Being almost killed by your father, tricked by your mother, deceived by your brother are not the sort of things one can easily overcome, forgive, or forget.
All these events can linger, fester, and have long lasting effects.
Time does not heal all wounds, and not talking about them doesn’t mean they never happened.
And what role does God play in all of this?
How do we feel about a God that would tell an elderly couple to get up and move to a place they have never been?
How do we feel about a God that would test someone’s faith by asking them to tie their son up as a sacrifice?
How do we feel about a God who tells a pregnant woman in pain that she has two nations in her belly who will always be at war against one another?
And how do we interpret the actions of this dysfunctional family? Are they actually doing God wants or what they desire to do?
Are there times along the way in which they only heard what they wanted to hear and not what God actually said?
And what do we make of their actions?
There is one way of reading these stories in Genesis that says these family members are lying, cheating and acting unjustly to achieve what God wants…
…Then there is another reading that says even in the midst of these family members lying, cheating and acting unjustly, God is able to somehow, someway still act to achieve God’s will and bring good news into the world.
These stories can be used to validate unhealthy behavior and to say “See- that’s what God wants.”
OR, they can be used to show that even when we act abusively, when we act unwisely, when we make unjust decisions, God is still able to move through the chaos and bring forth new life, new beginnings, and resurrection.
The midrash we shared earlier says that salvation will come to the world when the tears of Esau stop flowing.
This can mean that it is only when our enemies stop hurting that we will stop hurting too.
It means that like it or not, we are tied to our arch-rivals, and only when the tears on both sides cease will peace come about.
Because of the most recent General Synod, I wonder if this midrash can have another meaning as well.
Maybe it also means that the world will not experience redemption until after the tears of the traumatized, the abused, and the unjustly treated stop to fall.

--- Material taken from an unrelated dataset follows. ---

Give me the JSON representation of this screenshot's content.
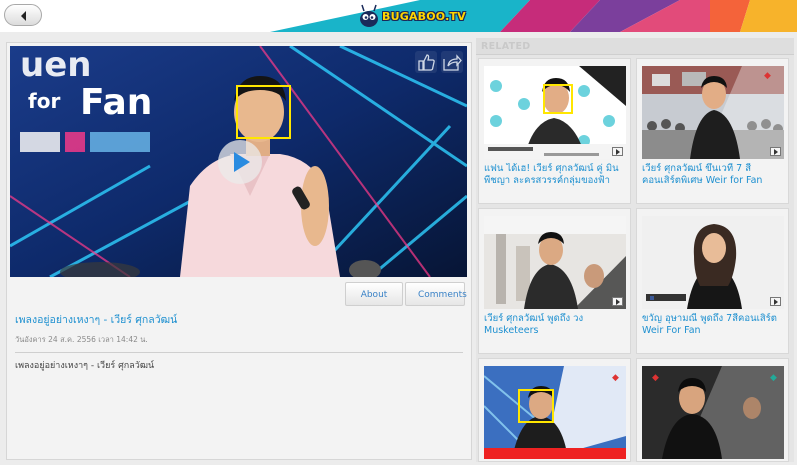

Maybe Esau’s tears can represent anyone, anywhere, at anytime, who has been unfairly un-blessed.
Think of the Resolutions that the UCC recently passed at our General Synod.
-The Resolution for “A More Just Economy…” advocating for the minimum wage to be raised to $15 an hour.

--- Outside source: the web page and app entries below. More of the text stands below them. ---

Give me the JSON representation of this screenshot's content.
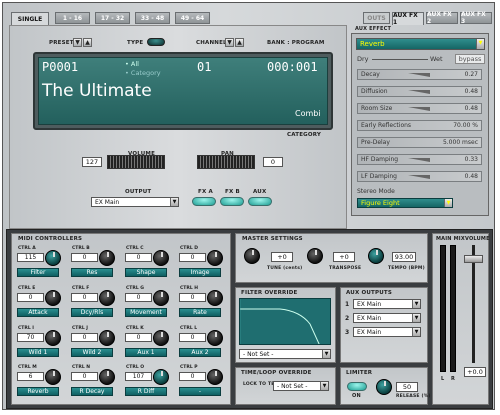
{
  "tabs": [
    "SINGLE",
    "1 - 16",
    "17 - 32",
    "33 - 48",
    "49 - 64"
  ],
  "aux_tabs": [
    "OUTS",
    "AUX FX 1",
    "AUX FX 2",
    "AUX FX 3"
  ],
  "aux_effect_label": "AUX EFFECT",
  "preset": {
    "label": "PRESET",
    "type_label": "TYPE",
    "channel_label": "CHANNEL",
    "bank_label": "BANK : PROGRAM"
  },
  "display": {
    "preset_id": "P0001",
    "filter1": "All",
    "filter2": "Category",
    "channel": "01",
    "bank": "000:001",
    "name": "The Ultimate",
    "type": "Combi",
    "category_label": "CATEGORY"
  },
  "volume": {
    "label": "VOLUME",
    "value": "127"
  },
  "pan": {
    "label": "PAN",
    "value": "0"
  },
  "output": {
    "label": "OUTPUT",
    "value": "EX Main"
  },
  "fx_buttons": [
    "FX A",
    "FX B",
    "AUX"
  ],
  "aux_fx": {
    "effect": "Reverb",
    "dry": "Dry",
    "wet": "Wet",
    "bypass": "bypass",
    "params": [
      {
        "name": "Decay",
        "value": "0.27"
      },
      {
        "name": "Diffusion",
        "value": "0.48"
      },
      {
        "name": "Room Size",
        "value": "0.48"
      },
      {
        "name": "Early Reflections",
        "value": "70.00 %"
      },
      {
        "name": "Pre-Delay",
        "value": "5.000 msec"
      },
      {
        "name": "HF Damping",
        "value": "0.33"
      },
      {
        "name": "LF Damping",
        "value": "0.48"
      }
    ],
    "stereo_mode_label": "Stereo Mode",
    "stereo_mode_value": "Figure Eight"
  },
  "midi": {
    "title": "MIDI CONTROLLERS",
    "controllers": [
      {
        "ctrl": "CTRL A",
        "value": "115",
        "label": "Filter"
      },
      {
        "ctrl": "CTRL B",
        "value": "0",
        "label": "Res"
      },
      {
        "ctrl": "CTRL C",
        "value": "0",
        "label": "Shape"
      },
      {
        "ctrl": "CTRL D",
        "value": "0",
        "label": "Image"
      },
      {
        "ctrl": "CTRL E",
        "value": "0",
        "label": "Attack"
      },
      {
        "ctrl": "CTRL F",
        "value": "0",
        "label": "Dcy/Rls"
      },
      {
        "ctrl": "CTRL G",
        "value": "0",
        "label": "Movement"
      },
      {
        "ctrl": "CTRL H",
        "value": "0",
        "label": "Rate"
      },
      {
        "ctrl": "CTRL I",
        "value": "70",
        "label": "Wild 1"
      },
      {
        "ctrl": "CTRL J",
        "value": "0",
        "label": "Wild 2"
      },
      {
        "ctrl": "CTRL K",
        "value": "0",
        "label": "Aux 1"
      },
      {
        "ctrl": "CTRL L",
        "value": "0",
        "label": "Aux 2"
      },
      {
        "ctrl": "CTRL M",
        "value": "6",
        "label": "Reverb"
      },
      {
        "ctrl": "CTRL N",
        "value": "0",
        "label": "R Decay"
      },
      {
        "ctrl": "CTRL O",
        "value": "107",
        "label": "R Diff"
      },
      {
        "ctrl": "CTRL P",
        "value": "0",
        "label": "-"
      }
    ]
  },
  "master": {
    "title": "MASTER SETTINGS",
    "tune_value": "+0",
    "tune_label": "TUNE (cents)",
    "transpose_value": "+0",
    "transpose_label": "TRANSPOSE",
    "tempo_value": "93.00",
    "tempo_label": "TEMPO (BPM)"
  },
  "filter_override": {
    "title": "FILTER OVERRIDE",
    "value": "- Not Set -"
  },
  "timestamp": {
    "title": "TIME/LOOP OVERRIDE",
    "lock_label": "LOCK TO TEMPO",
    "value": "- Not Set -"
  },
  "aux_outputs": {
    "title": "AUX OUTPUTS",
    "rows": [
      {
        "n": "1",
        "v": "EX Main"
      },
      {
        "n": "2",
        "v": "EX Main"
      },
      {
        "n": "3",
        "v": "EX Main"
      }
    ]
  },
  "limiter": {
    "title": "LIMITER",
    "on": "ON",
    "release_value": "50",
    "release_label": "RELEASE (%)"
  },
  "mix": {
    "main_mix": "MAIN MIX",
    "volume": "VOLUME",
    "l": "L",
    "r": "R",
    "value": "+0.0"
  }
}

-The Resolution supporting “Adult Survivors of Child Abuse and Neglect” which calls us to acknowledge that 1 out of 6 boys and 1 out of 4 girls has been sexually abused.
Talk about shells in our teeth and the tears of brother Esau.

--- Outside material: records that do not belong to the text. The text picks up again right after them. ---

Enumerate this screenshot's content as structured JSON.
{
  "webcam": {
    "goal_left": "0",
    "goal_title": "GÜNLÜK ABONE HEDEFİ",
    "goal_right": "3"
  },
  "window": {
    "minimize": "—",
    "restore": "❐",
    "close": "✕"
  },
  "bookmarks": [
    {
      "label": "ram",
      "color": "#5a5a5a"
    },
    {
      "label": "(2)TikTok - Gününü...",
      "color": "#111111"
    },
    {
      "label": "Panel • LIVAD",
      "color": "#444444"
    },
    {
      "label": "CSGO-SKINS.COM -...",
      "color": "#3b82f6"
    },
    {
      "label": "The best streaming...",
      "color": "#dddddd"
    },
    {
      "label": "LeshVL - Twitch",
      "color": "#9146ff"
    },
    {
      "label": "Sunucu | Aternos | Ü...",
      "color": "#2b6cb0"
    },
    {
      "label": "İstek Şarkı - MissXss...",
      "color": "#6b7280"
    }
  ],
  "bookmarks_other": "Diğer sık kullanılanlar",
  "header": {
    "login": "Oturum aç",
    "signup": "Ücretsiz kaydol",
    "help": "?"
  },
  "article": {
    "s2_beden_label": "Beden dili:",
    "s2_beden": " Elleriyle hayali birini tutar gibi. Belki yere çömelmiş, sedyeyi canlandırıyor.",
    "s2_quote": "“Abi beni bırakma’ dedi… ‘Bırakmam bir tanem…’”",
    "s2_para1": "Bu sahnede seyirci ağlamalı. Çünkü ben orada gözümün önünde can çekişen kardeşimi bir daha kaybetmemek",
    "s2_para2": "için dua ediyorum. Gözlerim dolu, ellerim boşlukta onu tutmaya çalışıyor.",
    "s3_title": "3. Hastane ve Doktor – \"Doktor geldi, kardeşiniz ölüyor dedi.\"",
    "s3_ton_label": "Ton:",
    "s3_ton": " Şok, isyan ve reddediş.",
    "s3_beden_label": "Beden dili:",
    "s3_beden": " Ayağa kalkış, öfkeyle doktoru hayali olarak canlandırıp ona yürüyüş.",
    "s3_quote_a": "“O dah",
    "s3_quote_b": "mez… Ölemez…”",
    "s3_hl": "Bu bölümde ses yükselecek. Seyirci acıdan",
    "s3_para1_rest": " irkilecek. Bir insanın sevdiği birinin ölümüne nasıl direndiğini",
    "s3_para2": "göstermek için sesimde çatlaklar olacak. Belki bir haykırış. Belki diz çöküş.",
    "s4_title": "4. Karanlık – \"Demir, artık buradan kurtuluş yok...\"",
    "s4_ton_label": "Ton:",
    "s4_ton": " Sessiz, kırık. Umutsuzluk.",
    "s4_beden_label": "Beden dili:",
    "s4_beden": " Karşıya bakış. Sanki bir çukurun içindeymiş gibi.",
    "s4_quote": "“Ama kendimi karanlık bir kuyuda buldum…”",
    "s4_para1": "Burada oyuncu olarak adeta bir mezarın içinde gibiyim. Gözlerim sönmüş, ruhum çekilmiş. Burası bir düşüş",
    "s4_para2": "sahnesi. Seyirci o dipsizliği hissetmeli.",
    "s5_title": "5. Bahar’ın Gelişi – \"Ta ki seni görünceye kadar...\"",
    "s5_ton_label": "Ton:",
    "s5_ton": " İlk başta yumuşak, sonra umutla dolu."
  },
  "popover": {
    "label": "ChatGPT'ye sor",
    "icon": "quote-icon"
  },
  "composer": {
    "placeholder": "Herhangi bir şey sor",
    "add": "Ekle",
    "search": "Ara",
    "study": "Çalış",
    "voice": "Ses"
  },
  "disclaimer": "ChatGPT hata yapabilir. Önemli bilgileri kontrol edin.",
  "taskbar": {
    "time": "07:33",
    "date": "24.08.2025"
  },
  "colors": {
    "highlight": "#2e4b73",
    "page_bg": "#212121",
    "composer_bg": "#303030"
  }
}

Other resolutions spoke out against the use of “Corporal Punishment of Children” in schools and institutions; an issue that is timely for Highlands County.
As well as Resolutions that spoke of standing with workers that picked tomatoes for Wendy’s, studying gun violence as a health issue, and advocating for children living under Israeli Military Occupation.
These resolutions confront the issues of trauma, dysfunction, injustice, and conceit.
They place shells in our teeth and ask us to acknowledge the tears in Esau’s eyes.
The stories of Abraham and Sarah, Isaac and Rebekah, Esau and Jacob remind us that no family is perfect; no dynasty is without dysfunction, no society is without secrets.
They also invite us to wrestle with and to ask the hard questions, like-
How does God work through it all?
How do the wounds of Jesus bring about peace and resurrection?
How does the Holy Spirit refresh and restore such situations?
Maybe, just maybe, when dysfunction, when trauma enters into our family, and enters into our lives, and we are sitting there, weeping, God is sitting right there with us, weeping too.
Maybe God also wept when Esau was unjustly tricked out of his blessing.
Maybe it is only when Esau, and our enemies, and all those who have been traumatized have stopped weeping, that God will stop weeping also.
Amen and amen.
(I am thankful for “Tears of Sorrow, Tears of Redemption” by Rabbi Toba Spitzer that gave insight into the above midrashs; and Rabbi Spitzer’s permission to share them.)